▸ About this task
What lines of the data below hold the string "JSON"? Copy each one out.

▬▬▬▬▬▬

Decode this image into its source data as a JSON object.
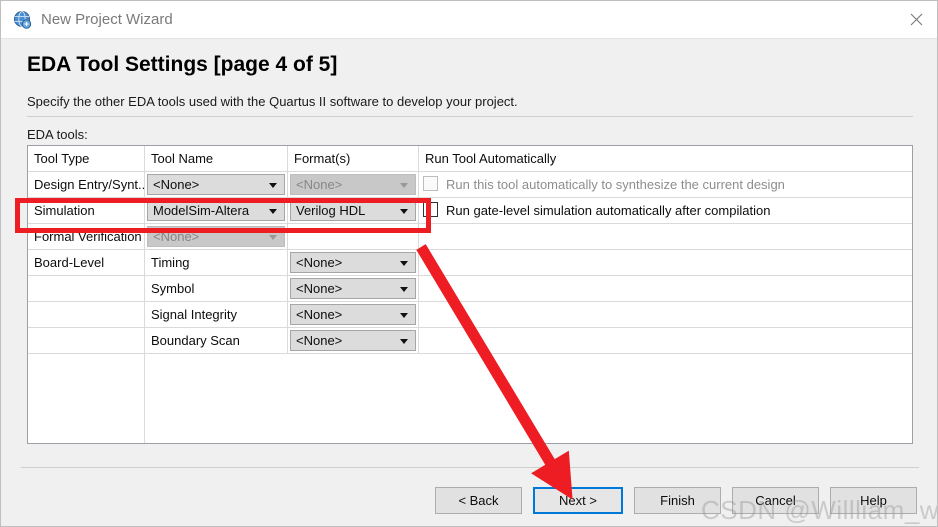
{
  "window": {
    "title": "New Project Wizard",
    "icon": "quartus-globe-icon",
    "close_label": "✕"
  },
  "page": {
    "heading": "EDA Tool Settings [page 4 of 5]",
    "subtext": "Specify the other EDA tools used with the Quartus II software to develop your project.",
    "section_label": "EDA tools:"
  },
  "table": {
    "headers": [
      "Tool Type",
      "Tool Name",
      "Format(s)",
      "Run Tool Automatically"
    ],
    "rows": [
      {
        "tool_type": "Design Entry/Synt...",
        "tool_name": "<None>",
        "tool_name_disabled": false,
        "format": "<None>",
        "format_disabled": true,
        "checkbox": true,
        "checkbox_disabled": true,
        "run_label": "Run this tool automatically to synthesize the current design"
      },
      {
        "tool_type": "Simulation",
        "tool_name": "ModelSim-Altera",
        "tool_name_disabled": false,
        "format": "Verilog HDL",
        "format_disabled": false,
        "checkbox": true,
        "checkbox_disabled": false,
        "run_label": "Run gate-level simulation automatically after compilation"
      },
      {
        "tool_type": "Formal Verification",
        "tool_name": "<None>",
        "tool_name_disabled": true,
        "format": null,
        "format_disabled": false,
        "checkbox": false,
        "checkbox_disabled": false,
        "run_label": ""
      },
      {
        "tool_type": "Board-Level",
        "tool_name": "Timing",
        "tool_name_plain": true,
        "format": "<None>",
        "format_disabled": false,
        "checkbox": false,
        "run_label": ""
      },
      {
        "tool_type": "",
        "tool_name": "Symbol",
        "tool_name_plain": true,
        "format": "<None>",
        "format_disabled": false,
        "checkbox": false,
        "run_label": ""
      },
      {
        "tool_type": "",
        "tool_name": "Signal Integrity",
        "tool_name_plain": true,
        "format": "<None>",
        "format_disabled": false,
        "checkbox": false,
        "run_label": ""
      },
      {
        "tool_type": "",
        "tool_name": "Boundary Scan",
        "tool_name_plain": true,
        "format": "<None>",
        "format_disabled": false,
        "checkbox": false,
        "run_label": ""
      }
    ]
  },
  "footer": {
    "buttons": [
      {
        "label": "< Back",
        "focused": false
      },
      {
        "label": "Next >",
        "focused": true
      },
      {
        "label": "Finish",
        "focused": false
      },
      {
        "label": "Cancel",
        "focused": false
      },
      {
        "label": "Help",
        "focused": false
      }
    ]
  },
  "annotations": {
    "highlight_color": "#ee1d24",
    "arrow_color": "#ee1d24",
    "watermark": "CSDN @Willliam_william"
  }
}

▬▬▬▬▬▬

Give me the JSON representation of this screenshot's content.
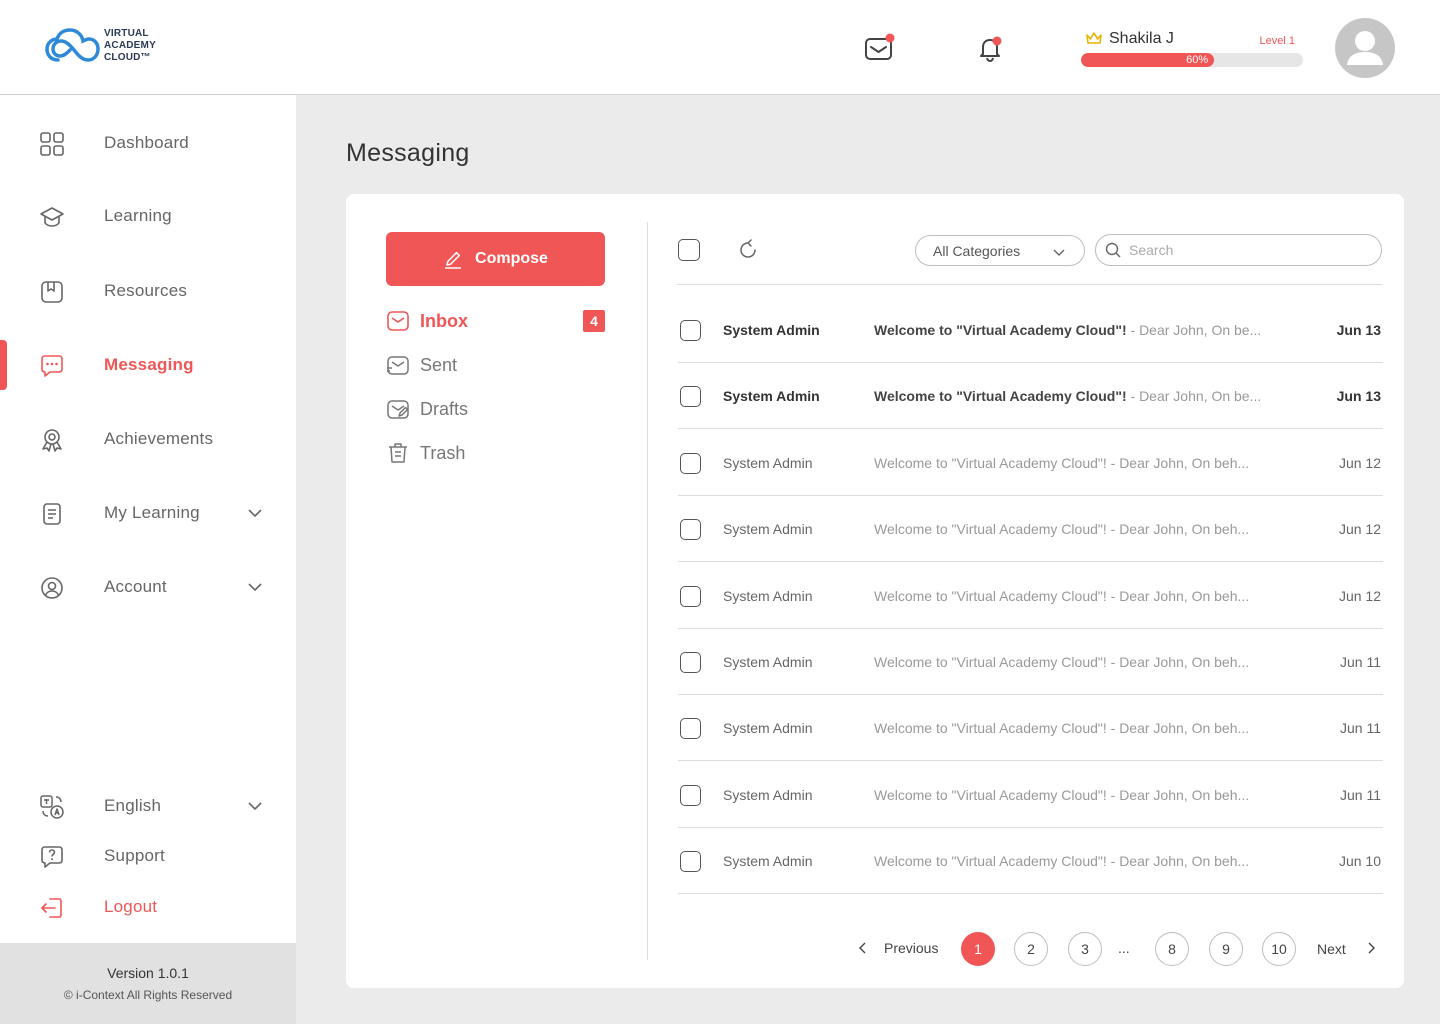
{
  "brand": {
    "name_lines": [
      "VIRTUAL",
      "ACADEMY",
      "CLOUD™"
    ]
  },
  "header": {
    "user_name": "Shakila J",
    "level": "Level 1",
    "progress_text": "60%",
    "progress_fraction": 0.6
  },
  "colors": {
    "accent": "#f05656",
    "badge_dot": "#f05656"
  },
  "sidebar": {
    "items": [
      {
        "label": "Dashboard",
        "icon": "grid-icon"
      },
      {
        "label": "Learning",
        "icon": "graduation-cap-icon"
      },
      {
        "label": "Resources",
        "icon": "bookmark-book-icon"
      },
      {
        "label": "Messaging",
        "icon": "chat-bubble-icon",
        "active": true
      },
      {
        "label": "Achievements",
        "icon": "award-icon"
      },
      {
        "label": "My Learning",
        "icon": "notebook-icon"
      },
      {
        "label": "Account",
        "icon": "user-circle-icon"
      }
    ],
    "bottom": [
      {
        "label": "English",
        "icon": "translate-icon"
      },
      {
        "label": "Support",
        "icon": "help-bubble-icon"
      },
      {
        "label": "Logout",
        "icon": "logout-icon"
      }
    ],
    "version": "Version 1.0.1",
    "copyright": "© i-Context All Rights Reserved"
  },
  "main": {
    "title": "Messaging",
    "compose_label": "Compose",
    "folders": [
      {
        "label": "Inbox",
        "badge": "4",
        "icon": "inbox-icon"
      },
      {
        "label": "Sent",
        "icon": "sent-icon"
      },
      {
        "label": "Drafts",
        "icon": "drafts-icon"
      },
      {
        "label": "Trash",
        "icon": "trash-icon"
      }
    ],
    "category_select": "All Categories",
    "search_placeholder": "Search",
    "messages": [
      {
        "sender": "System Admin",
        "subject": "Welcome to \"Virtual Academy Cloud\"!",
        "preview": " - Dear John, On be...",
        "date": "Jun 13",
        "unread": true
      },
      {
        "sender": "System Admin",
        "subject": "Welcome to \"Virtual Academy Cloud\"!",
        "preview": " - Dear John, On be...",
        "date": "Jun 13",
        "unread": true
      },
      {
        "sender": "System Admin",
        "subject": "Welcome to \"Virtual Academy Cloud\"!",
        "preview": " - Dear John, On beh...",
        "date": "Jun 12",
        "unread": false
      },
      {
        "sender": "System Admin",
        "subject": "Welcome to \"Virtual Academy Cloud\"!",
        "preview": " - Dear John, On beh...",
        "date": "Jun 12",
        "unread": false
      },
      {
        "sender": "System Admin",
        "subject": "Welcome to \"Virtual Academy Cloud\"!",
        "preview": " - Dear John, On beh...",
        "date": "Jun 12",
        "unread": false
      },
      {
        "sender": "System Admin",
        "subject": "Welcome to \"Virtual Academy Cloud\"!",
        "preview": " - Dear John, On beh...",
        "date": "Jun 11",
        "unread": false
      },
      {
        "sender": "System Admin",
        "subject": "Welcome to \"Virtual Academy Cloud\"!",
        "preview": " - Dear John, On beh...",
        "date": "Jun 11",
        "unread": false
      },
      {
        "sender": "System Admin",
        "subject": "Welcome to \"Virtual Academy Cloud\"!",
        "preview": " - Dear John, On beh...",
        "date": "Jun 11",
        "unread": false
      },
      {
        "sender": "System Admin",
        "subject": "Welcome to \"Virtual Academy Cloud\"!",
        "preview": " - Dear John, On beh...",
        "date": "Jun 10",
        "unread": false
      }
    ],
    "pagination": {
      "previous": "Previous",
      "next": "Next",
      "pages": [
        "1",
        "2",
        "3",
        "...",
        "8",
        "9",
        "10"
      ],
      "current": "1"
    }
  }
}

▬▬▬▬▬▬

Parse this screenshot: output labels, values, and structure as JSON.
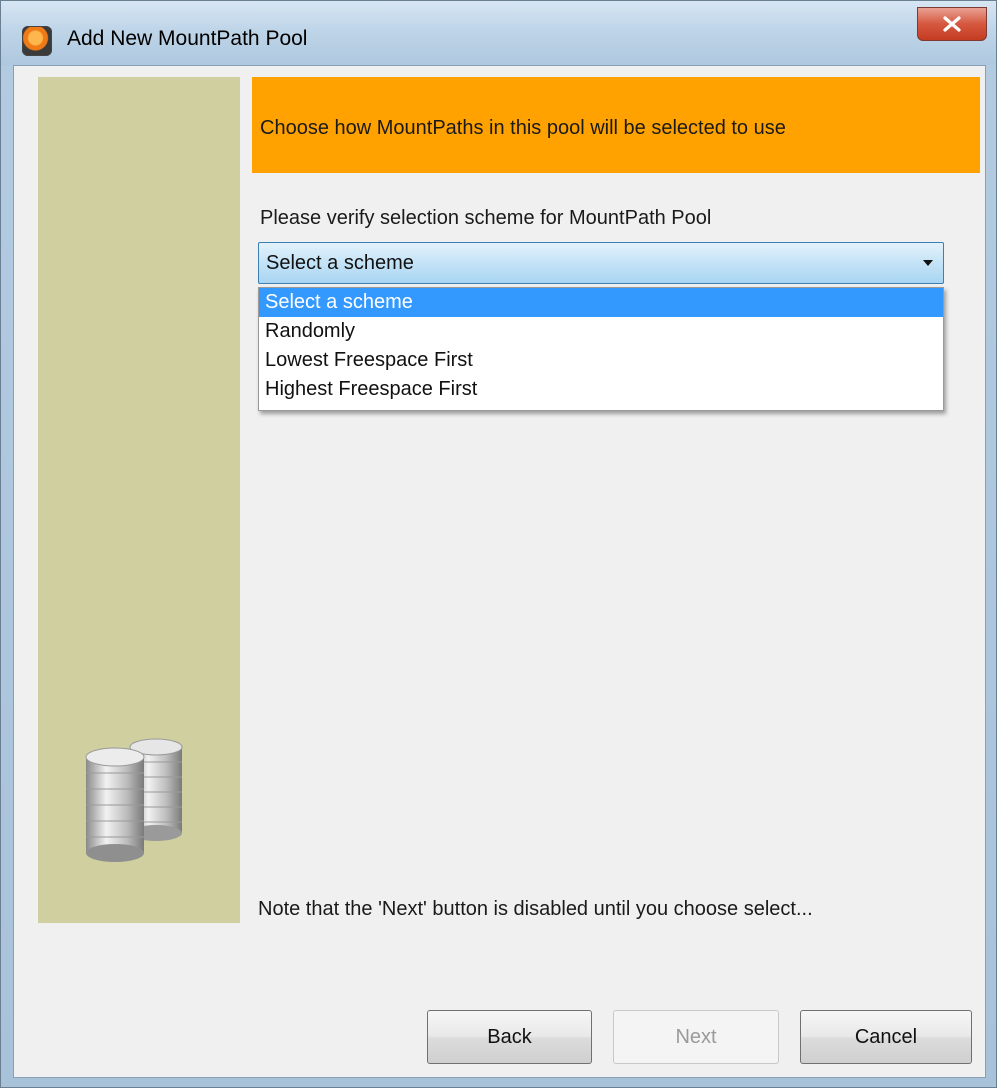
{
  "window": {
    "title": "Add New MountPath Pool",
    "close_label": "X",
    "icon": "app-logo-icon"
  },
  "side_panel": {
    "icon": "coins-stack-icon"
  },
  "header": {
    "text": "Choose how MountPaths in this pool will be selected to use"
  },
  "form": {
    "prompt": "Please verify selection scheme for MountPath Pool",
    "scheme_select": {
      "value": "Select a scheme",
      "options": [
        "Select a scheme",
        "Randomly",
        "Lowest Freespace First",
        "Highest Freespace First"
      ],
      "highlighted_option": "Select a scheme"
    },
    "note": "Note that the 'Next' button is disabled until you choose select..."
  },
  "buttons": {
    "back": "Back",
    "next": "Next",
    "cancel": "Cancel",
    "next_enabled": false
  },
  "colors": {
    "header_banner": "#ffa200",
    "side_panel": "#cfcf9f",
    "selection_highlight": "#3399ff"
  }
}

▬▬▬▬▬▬

▸ Answer for this exercise
Decode this image into its source data as a JSON object.
Give me the JSON representation of this screenshot's content.
Parse this screenshot: output labels, values, and structure as JSON.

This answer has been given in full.